"It is a bigger range of uncertainty," said Dr Otto.

"But it still includes the old range. We would all like climate sensitivity to be lower but it isn't."

Perceptive readers will note that the range quoted of 0.9-5deg;C is different to that quoted by Nic Lewis in his article here last night. The difference is that the BBC is using the whole data range (which includes the poor quality data from the 1970s) whereas Nic is quoting the figure derived only from the most recent and therefore better quality, data. I think reasonable people can differ here, but it is important to note that the mode of the estimate produced by the full range is lower than that of the single-decade estimate.

Update on May 20, 2013 by Registered CommenterBishop Hill

James Annan reckons the authors are spinning the results:

The results are described in rather strange terms, considering what they have actually presented. They argue that the new result for sensitivity "is in agreement with earlier estimates, within the limits of uncertainty". But of course none of the published estimates are inconsistent with each other in the sense of having non-overlapping uncertainty ranges - no-one credible has excluded a value of about 2.5C, that I am aware of. The contrasting claim that the analysis of transient response gives a qualitatively different outcome (being somewhat lower than both the previous IPCC assessment, and the range obtained from GCMs) is just weird, since both their ECS and TCR results are markedly lower than the IPCC and GCM ranges.

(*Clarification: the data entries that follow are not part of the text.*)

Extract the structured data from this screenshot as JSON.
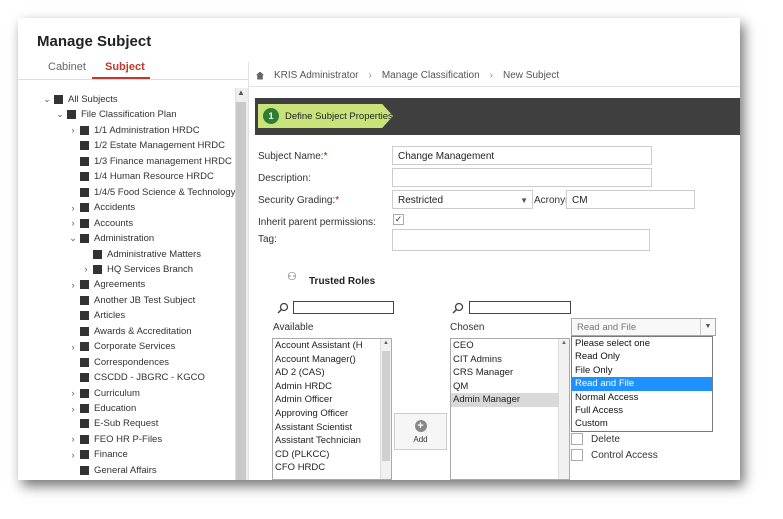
{
  "header": {
    "title": "Manage Subject"
  },
  "tabs": [
    {
      "label": "Cabinet"
    },
    {
      "label": "Subject"
    }
  ],
  "tree": [
    {
      "label": "All Subjects",
      "chev": "⌄"
    },
    {
      "label": "File Classification Plan",
      "chev": "⌄"
    },
    {
      "label": "1/1 Administration HRDC",
      "chev": "›"
    },
    {
      "label": "1/2 Estate Management HRDC",
      "chev": ""
    },
    {
      "label": "1/3 Finance management HRDC",
      "chev": ""
    },
    {
      "label": "1/4 Human Resource HRDC",
      "chev": ""
    },
    {
      "label": "1/4/5 Food Science & Technology",
      "chev": ""
    },
    {
      "label": "Accidents",
      "chev": "›"
    },
    {
      "label": "Accounts",
      "chev": "›"
    },
    {
      "label": "Administration",
      "chev": "⌄"
    },
    {
      "label": "Administrative Matters",
      "chev": ""
    },
    {
      "label": "HQ Services Branch",
      "chev": "›"
    },
    {
      "label": "Agreements",
      "chev": "›"
    },
    {
      "label": "Another JB Test Subject",
      "chev": ""
    },
    {
      "label": "Articles",
      "chev": ""
    },
    {
      "label": "Awards & Accreditation",
      "chev": ""
    },
    {
      "label": "Corporate Services",
      "chev": "›"
    },
    {
      "label": "Correspondences",
      "chev": ""
    },
    {
      "label": "CSCDD - JBGRC - KGCO",
      "chev": ""
    },
    {
      "label": "Curriculum",
      "chev": "›"
    },
    {
      "label": "Education",
      "chev": "›"
    },
    {
      "label": "E-Sub Request",
      "chev": ""
    },
    {
      "label": "FEO HR P-Files",
      "chev": "›"
    },
    {
      "label": "Finance",
      "chev": "›"
    },
    {
      "label": "General Affairs",
      "chev": ""
    }
  ],
  "breadcrumb": {
    "items": [
      "KRIS Administrator",
      "Manage Classification",
      "New Subject"
    ],
    "sep": "›"
  },
  "wizard": {
    "step_number": "1",
    "step_label": "Define Subject Properties"
  },
  "form": {
    "subject_name_label": "Subject Name:",
    "subject_name_value": "Change Management",
    "description_label": "Description:",
    "security_grading_label": "Security Grading:",
    "security_grading_value": "Restricted",
    "acronym_label": "Acronym",
    "acronym_value": "CM",
    "inherit_label": "Inherit parent permissions:",
    "inherit_checked": "✓",
    "tag_label": "Tag:",
    "required_mark": "*"
  },
  "trusted_roles": {
    "title": "Trusted Roles",
    "available_label": "Available",
    "chosen_label": "Chosen",
    "available": [
      "Account Assistant (H",
      "Account Manager()",
      "AD 2 (CAS)",
      "Admin HRDC",
      "Admin Officer",
      "Approving Officer",
      "Assistant Scientist",
      "Assistant Technician",
      "CD (PLKCC)",
      "CFO HRDC"
    ],
    "chosen": [
      "CEO",
      "CIT Admins",
      "CRS Manager",
      "QM",
      "Admin Manager"
    ],
    "chosen_selected_index": 4,
    "add_label": "Add"
  },
  "access": {
    "selected": "Read and File",
    "options": [
      "Please select one",
      "Read Only",
      "File Only",
      "Read and File",
      "Normal Access",
      "Full Access",
      "Custom"
    ],
    "highlight_index": 3
  },
  "permissions": [
    "Delete",
    "Control Access"
  ],
  "icons": {
    "home": "home-icon",
    "search": "search-icon",
    "users": "users-icon",
    "add": "plus-icon"
  },
  "colors": {
    "accent": "#c0392b",
    "step": "#c9e37a",
    "dropdown_highlight": "#1e90ff",
    "wizard_bar": "#3f3f3f"
  }
}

This looks like a pretty unreasonable attempt to spin the result as nothing new for sensitivity, when it is clearly something very new indeed from these authors, and implies a marked lowering of the IPCC "likely" range.

Update on May 20, 2013 by Registered CommenterBishop Hill

Actually the quote re the consistency between AR4 and the new paper is not as credible as I thought. The AR4 estimate of 2-4.5°C range is for 17-83%. The range quoted in the BBC article is 5-95%. Apples to oranges. Apparently the justification is that IPCC practice is to down-grade uncertainties by at least one level to account for structural uncertainties. Not sure I find this convincing.

Update on May 20, 2013 by Registered CommenterBishop Hill

Annan has written a second post on the Otto et al paper, which I think is going to stir things up nicely.

Article originally appeared on (
See website for complete article licensing information.